#### What is required:
Write exactly, with no line omitted or added, the span beginning at the line that holds "Enumerate this screenshot's" and ending at the last line of the records.

#### Source information:

Segment Open

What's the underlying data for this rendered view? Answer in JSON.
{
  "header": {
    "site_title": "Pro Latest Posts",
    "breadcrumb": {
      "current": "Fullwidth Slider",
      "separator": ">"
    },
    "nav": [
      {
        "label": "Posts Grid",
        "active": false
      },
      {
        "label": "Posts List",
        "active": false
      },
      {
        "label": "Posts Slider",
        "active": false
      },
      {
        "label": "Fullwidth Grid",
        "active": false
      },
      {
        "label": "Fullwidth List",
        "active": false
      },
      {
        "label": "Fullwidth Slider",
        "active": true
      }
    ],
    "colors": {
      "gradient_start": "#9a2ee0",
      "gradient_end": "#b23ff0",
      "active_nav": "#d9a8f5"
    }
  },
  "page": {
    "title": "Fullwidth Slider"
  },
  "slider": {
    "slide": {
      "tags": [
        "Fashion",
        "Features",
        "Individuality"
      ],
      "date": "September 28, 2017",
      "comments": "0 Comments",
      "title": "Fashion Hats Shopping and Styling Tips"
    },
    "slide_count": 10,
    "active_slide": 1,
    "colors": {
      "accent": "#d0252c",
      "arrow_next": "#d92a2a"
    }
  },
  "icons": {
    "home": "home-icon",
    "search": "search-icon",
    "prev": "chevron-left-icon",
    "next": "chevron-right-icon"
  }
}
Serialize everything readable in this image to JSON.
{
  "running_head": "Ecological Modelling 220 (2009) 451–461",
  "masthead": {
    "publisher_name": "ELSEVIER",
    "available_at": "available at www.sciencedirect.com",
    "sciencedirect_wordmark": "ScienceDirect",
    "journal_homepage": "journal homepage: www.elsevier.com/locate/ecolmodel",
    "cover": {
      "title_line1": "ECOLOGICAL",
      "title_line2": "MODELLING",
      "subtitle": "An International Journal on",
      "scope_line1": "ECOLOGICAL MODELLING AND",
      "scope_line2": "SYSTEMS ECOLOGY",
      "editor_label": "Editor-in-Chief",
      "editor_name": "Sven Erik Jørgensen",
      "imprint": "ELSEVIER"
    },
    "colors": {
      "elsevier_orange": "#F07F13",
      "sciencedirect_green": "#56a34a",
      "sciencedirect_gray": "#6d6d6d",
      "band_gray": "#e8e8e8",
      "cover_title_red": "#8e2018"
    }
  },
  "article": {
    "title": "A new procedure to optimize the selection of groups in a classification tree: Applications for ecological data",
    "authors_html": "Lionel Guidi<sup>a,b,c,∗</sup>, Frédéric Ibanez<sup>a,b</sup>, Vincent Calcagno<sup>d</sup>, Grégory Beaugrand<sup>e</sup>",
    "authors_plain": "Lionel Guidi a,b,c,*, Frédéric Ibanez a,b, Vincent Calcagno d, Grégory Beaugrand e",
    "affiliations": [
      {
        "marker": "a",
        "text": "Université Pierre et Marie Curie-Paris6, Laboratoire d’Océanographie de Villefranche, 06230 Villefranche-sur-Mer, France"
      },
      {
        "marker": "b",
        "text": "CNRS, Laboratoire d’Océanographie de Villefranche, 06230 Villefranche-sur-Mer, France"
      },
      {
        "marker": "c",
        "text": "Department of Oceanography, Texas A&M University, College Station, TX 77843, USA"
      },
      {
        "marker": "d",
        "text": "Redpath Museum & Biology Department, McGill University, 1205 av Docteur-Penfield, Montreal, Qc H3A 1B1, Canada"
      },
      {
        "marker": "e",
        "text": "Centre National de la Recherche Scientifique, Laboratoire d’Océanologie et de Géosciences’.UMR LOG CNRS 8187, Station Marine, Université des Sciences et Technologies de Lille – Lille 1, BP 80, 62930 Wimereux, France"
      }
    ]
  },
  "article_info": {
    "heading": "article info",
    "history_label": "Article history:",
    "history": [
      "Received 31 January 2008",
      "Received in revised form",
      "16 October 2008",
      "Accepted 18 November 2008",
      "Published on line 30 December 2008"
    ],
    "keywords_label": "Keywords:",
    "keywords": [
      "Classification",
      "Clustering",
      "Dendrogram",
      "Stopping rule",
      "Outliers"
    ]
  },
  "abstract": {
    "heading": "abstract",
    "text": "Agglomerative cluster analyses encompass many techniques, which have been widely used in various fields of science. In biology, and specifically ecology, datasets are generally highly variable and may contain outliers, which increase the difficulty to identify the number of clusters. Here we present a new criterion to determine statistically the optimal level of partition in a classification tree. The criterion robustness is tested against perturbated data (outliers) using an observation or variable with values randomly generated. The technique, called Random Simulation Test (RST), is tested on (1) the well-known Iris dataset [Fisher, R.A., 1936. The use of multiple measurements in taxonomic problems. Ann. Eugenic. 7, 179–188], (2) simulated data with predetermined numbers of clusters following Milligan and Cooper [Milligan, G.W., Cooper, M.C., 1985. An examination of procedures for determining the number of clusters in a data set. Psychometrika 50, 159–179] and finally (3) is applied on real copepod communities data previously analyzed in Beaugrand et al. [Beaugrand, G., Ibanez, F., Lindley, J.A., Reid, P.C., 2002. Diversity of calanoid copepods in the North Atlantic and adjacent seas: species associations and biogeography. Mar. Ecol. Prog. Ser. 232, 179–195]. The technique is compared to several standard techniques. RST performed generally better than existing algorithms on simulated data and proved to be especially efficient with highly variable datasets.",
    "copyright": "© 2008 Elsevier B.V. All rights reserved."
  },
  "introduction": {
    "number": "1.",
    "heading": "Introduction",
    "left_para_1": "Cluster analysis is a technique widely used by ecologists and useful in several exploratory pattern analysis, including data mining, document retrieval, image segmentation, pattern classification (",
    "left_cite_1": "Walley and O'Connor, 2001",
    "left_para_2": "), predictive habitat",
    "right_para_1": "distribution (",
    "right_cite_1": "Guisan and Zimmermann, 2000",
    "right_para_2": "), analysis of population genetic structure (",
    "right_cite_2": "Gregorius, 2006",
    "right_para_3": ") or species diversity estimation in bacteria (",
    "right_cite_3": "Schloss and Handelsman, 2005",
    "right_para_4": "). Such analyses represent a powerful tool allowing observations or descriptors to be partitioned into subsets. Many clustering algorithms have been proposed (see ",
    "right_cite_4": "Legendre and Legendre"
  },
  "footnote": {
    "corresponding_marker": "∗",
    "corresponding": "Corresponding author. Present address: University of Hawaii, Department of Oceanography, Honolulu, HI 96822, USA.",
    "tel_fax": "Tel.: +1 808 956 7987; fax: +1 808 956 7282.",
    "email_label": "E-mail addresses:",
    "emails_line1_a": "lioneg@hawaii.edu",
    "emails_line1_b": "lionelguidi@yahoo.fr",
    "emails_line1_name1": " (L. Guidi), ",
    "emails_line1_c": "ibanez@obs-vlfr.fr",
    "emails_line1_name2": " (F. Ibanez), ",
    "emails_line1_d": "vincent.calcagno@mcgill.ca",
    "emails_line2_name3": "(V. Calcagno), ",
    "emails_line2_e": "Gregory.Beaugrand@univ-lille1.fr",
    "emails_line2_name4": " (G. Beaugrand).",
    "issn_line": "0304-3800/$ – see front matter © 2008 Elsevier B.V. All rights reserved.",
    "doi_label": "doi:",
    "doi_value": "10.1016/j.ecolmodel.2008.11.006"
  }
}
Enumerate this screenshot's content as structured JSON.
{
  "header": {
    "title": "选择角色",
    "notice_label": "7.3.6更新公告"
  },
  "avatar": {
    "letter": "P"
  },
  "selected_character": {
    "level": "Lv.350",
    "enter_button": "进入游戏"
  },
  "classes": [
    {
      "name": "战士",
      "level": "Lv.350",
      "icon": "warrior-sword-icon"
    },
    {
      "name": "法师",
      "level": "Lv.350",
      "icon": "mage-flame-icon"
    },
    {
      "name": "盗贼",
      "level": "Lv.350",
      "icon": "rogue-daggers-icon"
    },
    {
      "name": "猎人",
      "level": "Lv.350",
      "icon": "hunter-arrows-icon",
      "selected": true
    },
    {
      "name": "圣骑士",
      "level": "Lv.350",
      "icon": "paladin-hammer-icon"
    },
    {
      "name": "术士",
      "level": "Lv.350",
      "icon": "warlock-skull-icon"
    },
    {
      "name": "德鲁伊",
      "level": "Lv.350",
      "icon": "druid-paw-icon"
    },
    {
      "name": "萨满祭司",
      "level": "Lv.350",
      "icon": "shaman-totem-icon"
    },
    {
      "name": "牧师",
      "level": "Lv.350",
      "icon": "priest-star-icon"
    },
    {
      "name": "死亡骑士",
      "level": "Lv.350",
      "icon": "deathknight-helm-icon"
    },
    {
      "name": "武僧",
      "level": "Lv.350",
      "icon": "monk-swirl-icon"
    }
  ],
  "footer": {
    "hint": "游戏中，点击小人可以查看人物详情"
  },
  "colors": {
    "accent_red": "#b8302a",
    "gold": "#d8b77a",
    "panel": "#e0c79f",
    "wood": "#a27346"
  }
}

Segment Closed

#### Result:
Enumerate this screenshot's content as structured JSON.
{
  "header": {
    "title": "选择角色",
    "notice_label": "7.3.6更新公告"
  },
  "avatar": {
    "letter": "P"
  },
  "selected_character": {
    "level": "Lv.350",
    "enter_button": "进入游戏"
  },
  "classes": [
    {
      "name": "战士",
      "level": "Lv.350",
      "icon": "warrior-sword-icon"
    },
    {
      "name": "法师",
      "level": "Lv.350",
      "icon": "mage-flame-icon"
    },
    {
      "name": "盗贼",
      "level": "Lv.350",
      "icon": "rogue-daggers-icon"
    },
    {
      "name": "猎人",
      "level": "Lv.350",
      "icon": "hunter-arrows-icon",
      "selected": true
    },
    {
      "name": "圣骑士",
      "level": "Lv.350",
      "icon": "paladin-hammer-icon"
    },
    {
      "name": "术士",
      "level": "Lv.350",
      "icon": "warlock-skull-icon"
    },
    {
      "name": "德鲁伊",
      "level": "Lv.350",
      "icon": "druid-paw-icon"
    },
    {
      "name": "萨满祭司",
      "level": "Lv.350",
      "icon": "shaman-totem-icon"
    },
    {
      "name": "牧师",
      "level": "Lv.350",
      "icon": "priest-star-icon"
    },
    {
      "name": "死亡骑士",
      "level": "Lv.350",
      "icon": "deathknight-helm-icon"
    },
    {
      "name": "武僧",
      "level": "Lv.350",
      "icon": "monk-swirl-icon"
    }
  ],
  "footer": {
    "hint": "游戏中，点击小人可以查看人物详情"
  },
  "colors": {
    "accent_red": "#b8302a",
    "gold": "#d8b77a",
    "panel": "#e0c79f",
    "wood": "#a27346"
  }
}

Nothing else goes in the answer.